conference contributionposted on 05.07.2019, 00:00 authored by Catherine JonesCatherine Jones, Victoria Vicente-BeckettVictoria Vicente-Beckett, James Chapman, Daniel CozzolinoDaniel Cozzolino

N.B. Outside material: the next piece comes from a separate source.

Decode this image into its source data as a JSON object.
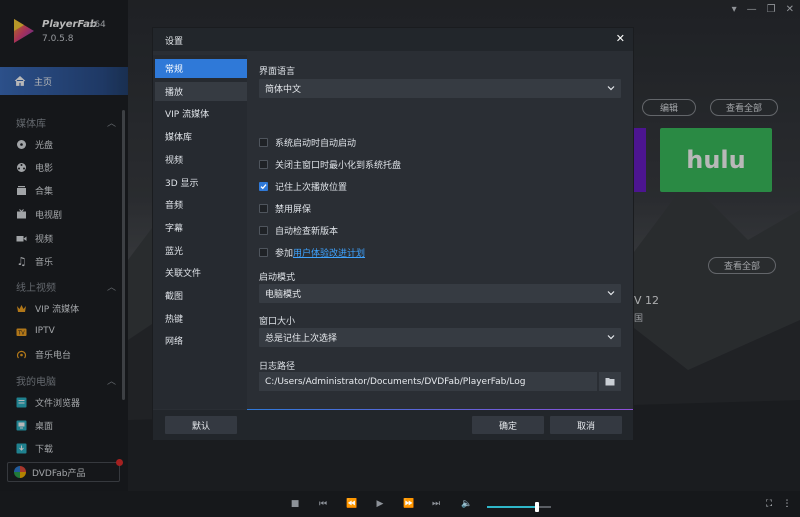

This study examined coal mine-affected river chemistry data from the Fitzroy River Basin, Queensland Australia. The raw dataset related to 106 de-identified sites, associated with 28 different coal mines, across 7 sub-basins. Data consisted of 377 samples concerning up to 50 different water quality parameters (each measured between 80 to 377 times), that were sampled during July 2016 to June 2017. Principal component analyses (PCA) is a useful exploratory data analysis technique for multi-parameter analytical/environmental chemistry datasets. Many statistical packages have built-in PCA capabilities. Data treatment, PCA results, and comparisons between two software programs (Sigma plot 13 and the Unscrambler X 10.3) were explored. After considering the percent of censored data, summary statistics and the distribution of individual observations, a reduced number of variables were included in the PCA. Data were log transformed, which increased normality and helped to deal with the different scales and units of measurement across the parameters. The Sigma Plot PCA model does not handle missing observations, hence, excluded all but 12 of the original samples. In contrast, the Unscrambler non-linear iterative partial least squares algorithm uses all available data. Turbidity (NTU), total suspended solids (mg/L), and total aluminium, chromium, copper, iron, nickel, zinc, cobalt and manganese (µg/L) were notable parameters (component loading > 0.75) in PC-1 of both models. In addition, SIGMA plot identified EC (µS/cm), pH, nitrate (as N mg/L), sulfate (mg/L) and fluoride (µg/L) (loadings < -0.7). The analyses indicated that concentrations of these metals increased during periods of elevated suspended particulate matter levels within the basin. Conversely, pH and some anions were negatively correlated with these total metal concentrations within the dataset.